THE PROBLEM:
In the listing that follows, count each line containing the string "this" and report only the count.

DATA EXTRACT:

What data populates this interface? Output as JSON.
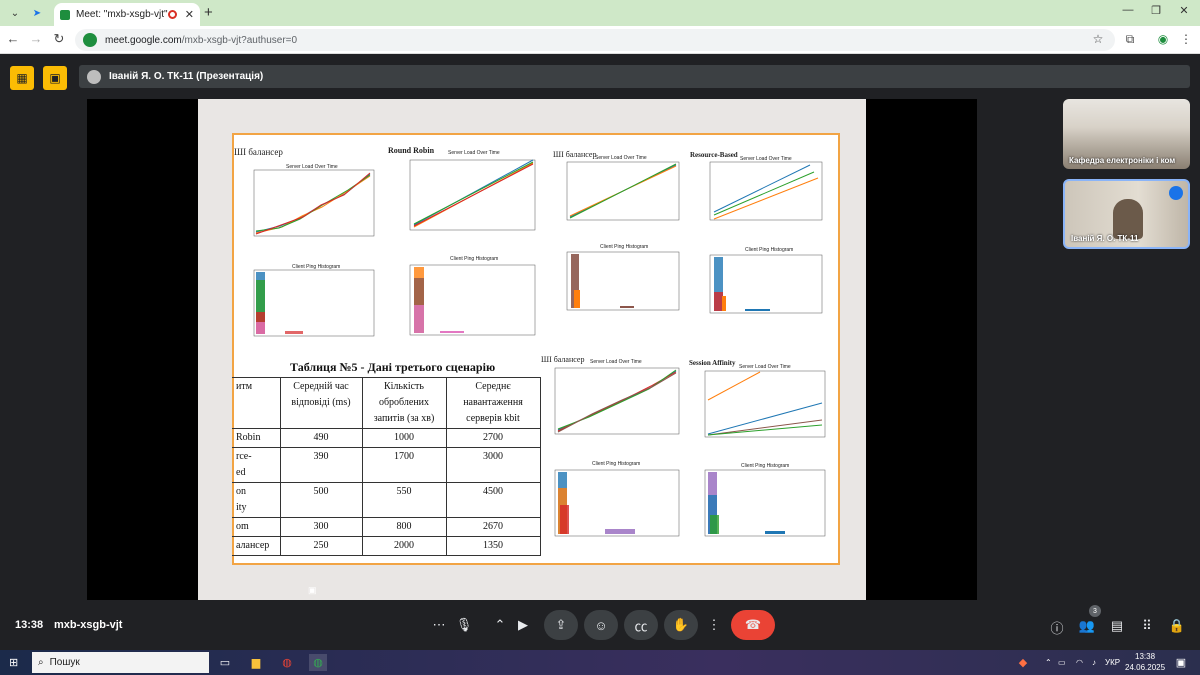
{
  "browser": {
    "tab_title": "Meet: \"mxb-xsgb-vjt\"",
    "url_host": "meet.google.com",
    "url_path": "/mxb-xsgb-vjt?authuser=0"
  },
  "meet": {
    "presenter_label": "Іваній Я. О. ТК-11 (Презентація)",
    "time": "13:38",
    "meeting_code": "mxb-xsgb-vjt",
    "participants_count": "3",
    "tiles": [
      {
        "name": "Кафедра електроніки і ком"
      },
      {
        "name": "Іваній Я. О. ТК-11"
      }
    ]
  },
  "slide": {
    "labels": {
      "ai1": "ШІ балансер",
      "rr": "Round Robin",
      "ai2": "ШІ балансер",
      "rb": "Resource-Based",
      "ai3": "ШІ балансер",
      "sa": "Session Affinity"
    },
    "chart_titles": {
      "load": "Server Load Over Time",
      "ping": "Client Ping Histogram"
    },
    "table": {
      "title": "Таблиця №5 -  Дані третього сценарію",
      "headers": [
        "итм",
        "Середній час відповіді (ms)",
        "Кількість оброблених запитів (за хв)",
        "Середнє навантаження серверів kbit"
      ],
      "rows": [
        [
          "Robin",
          "490",
          "1000",
          "2700"
        ],
        [
          "rce-\ned",
          "390",
          "1700",
          "3000"
        ],
        [
          "on\nity",
          "500",
          "550",
          "4500"
        ],
        [
          "om",
          "300",
          "800",
          "2670"
        ],
        [
          "алансер",
          "250",
          "2000",
          "1350"
        ]
      ]
    }
  },
  "taskbar": {
    "search_text": "Пошук",
    "lang": "УКР",
    "clock_time": "13:38",
    "clock_date": "24.06.2025"
  },
  "colors": {
    "meet_yellow": "#fbbc04",
    "hangup_red": "#ea4335",
    "slide_border": "#f2a444"
  }
}
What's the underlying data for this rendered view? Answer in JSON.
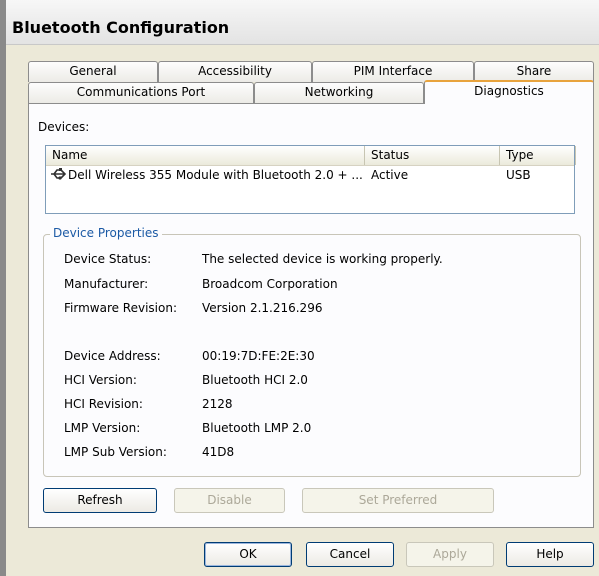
{
  "window": {
    "title": "Bluetooth Configuration"
  },
  "tabs": {
    "row1": [
      "General",
      "Accessibility",
      "PIM Interface",
      "Share"
    ],
    "row2": [
      "Communications Port",
      "Networking",
      "Diagnostics"
    ],
    "active": "Diagnostics"
  },
  "devices": {
    "label": "Devices:",
    "columns": [
      "Name",
      "Status",
      "Type"
    ],
    "rows": [
      {
        "icon": "bluetooth-device-icon",
        "name": "Dell Wireless 355 Module with Bluetooth 2.0 + ...",
        "status": "Active",
        "type": "USB"
      }
    ]
  },
  "properties": {
    "group_title": "Device Properties",
    "items": [
      {
        "label": "Device Status:",
        "value": "The selected device is working properly."
      },
      {
        "label": "Manufacturer:",
        "value": "Broadcom Corporation"
      },
      {
        "label": "Firmware Revision:",
        "value": "Version 2.1.216.296"
      },
      {
        "label": "Device Address:",
        "value": "00:19:7D:FE:2E:30"
      },
      {
        "label": "HCI Version:",
        "value": "Bluetooth HCI 2.0"
      },
      {
        "label": "HCI Revision:",
        "value": "2128"
      },
      {
        "label": "LMP Version:",
        "value": "Bluetooth LMP 2.0"
      },
      {
        "label": "LMP Sub Version:",
        "value": "41D8"
      }
    ]
  },
  "panel_buttons": {
    "refresh": "Refresh",
    "disable": "Disable",
    "set_preferred": "Set Preferred"
  },
  "dialog_buttons": {
    "ok": "OK",
    "cancel": "Cancel",
    "apply": "Apply",
    "help": "Help"
  }
}
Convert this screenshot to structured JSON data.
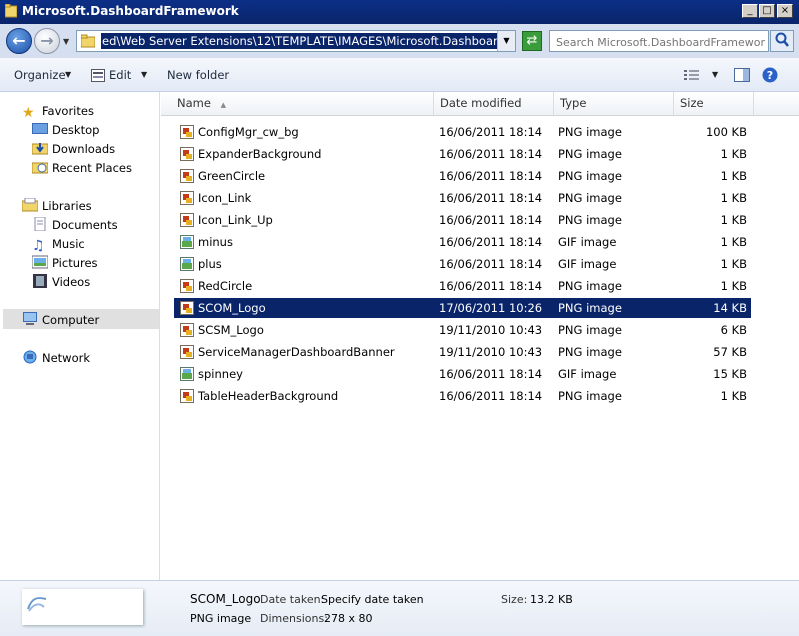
{
  "window": {
    "title": "Microsoft.DashboardFramework"
  },
  "window_controls": {
    "minimize": "_",
    "maximize": "□",
    "close": "×"
  },
  "address": {
    "path": "ed\\Web Server Extensions\\12\\TEMPLATE\\IMAGES\\Microsoft.DashboardFramework",
    "search_placeholder": "Search Microsoft.DashboardFramework"
  },
  "toolbar": {
    "organize": "Organize",
    "edit": "Edit",
    "new_folder": "New folder"
  },
  "nav": {
    "favorites": "Favorites",
    "favorites_items": [
      "Desktop",
      "Downloads",
      "Recent Places"
    ],
    "libraries": "Libraries",
    "libraries_items": [
      "Documents",
      "Music",
      "Pictures",
      "Videos"
    ],
    "computer": "Computer",
    "network": "Network"
  },
  "columns": {
    "name": "Name",
    "date": "Date modified",
    "type": "Type",
    "size": "Size"
  },
  "files": [
    {
      "name": "ConfigMgr_cw_bg",
      "date": "16/06/2011 18:14",
      "type": "PNG image",
      "size": "100 KB",
      "icon": "png-file-icon"
    },
    {
      "name": "ExpanderBackground",
      "date": "16/06/2011 18:14",
      "type": "PNG image",
      "size": "1 KB",
      "icon": "png-file-icon"
    },
    {
      "name": "GreenCircle",
      "date": "16/06/2011 18:14",
      "type": "PNG image",
      "size": "1 KB",
      "icon": "png-file-icon"
    },
    {
      "name": "Icon_Link",
      "date": "16/06/2011 18:14",
      "type": "PNG image",
      "size": "1 KB",
      "icon": "png-file-icon"
    },
    {
      "name": "Icon_Link_Up",
      "date": "16/06/2011 18:14",
      "type": "PNG image",
      "size": "1 KB",
      "icon": "png-file-icon"
    },
    {
      "name": "minus",
      "date": "16/06/2011 18:14",
      "type": "GIF image",
      "size": "1 KB",
      "icon": "gif-file-icon"
    },
    {
      "name": "plus",
      "date": "16/06/2011 18:14",
      "type": "GIF image",
      "size": "1 KB",
      "icon": "gif-file-icon"
    },
    {
      "name": "RedCircle",
      "date": "16/06/2011 18:14",
      "type": "PNG image",
      "size": "1 KB",
      "icon": "png-file-icon"
    },
    {
      "name": "SCOM_Logo",
      "date": "17/06/2011 10:26",
      "type": "PNG image",
      "size": "14 KB",
      "icon": "png-file-icon",
      "selected": true
    },
    {
      "name": "SCSM_Logo",
      "date": "19/11/2010 10:43",
      "type": "PNG image",
      "size": "6 KB",
      "icon": "png-file-icon"
    },
    {
      "name": "ServiceManagerDashboardBanner",
      "date": "19/11/2010 10:43",
      "type": "PNG image",
      "size": "57 KB",
      "icon": "png-file-icon"
    },
    {
      "name": "spinney",
      "date": "16/06/2011 18:14",
      "type": "GIF image",
      "size": "15 KB",
      "icon": "gif-file-icon"
    },
    {
      "name": "TableHeaderBackground",
      "date": "16/06/2011 18:14",
      "type": "PNG image",
      "size": "1 KB",
      "icon": "png-file-icon"
    }
  ],
  "details": {
    "name": "SCOM_Logo",
    "type": "PNG image",
    "date_taken_label": "Date taken:",
    "date_taken_value": "Specify date taken",
    "dimensions_label": "Dimensions:",
    "dimensions_value": "278 x 80",
    "size_label": "Size:",
    "size_value": "13.2 KB"
  },
  "colors": {
    "selection": "#0a246a",
    "titlebar": "#0a246a",
    "pane_bg": "#e6ecf5"
  }
}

ANSWER BELOW:
3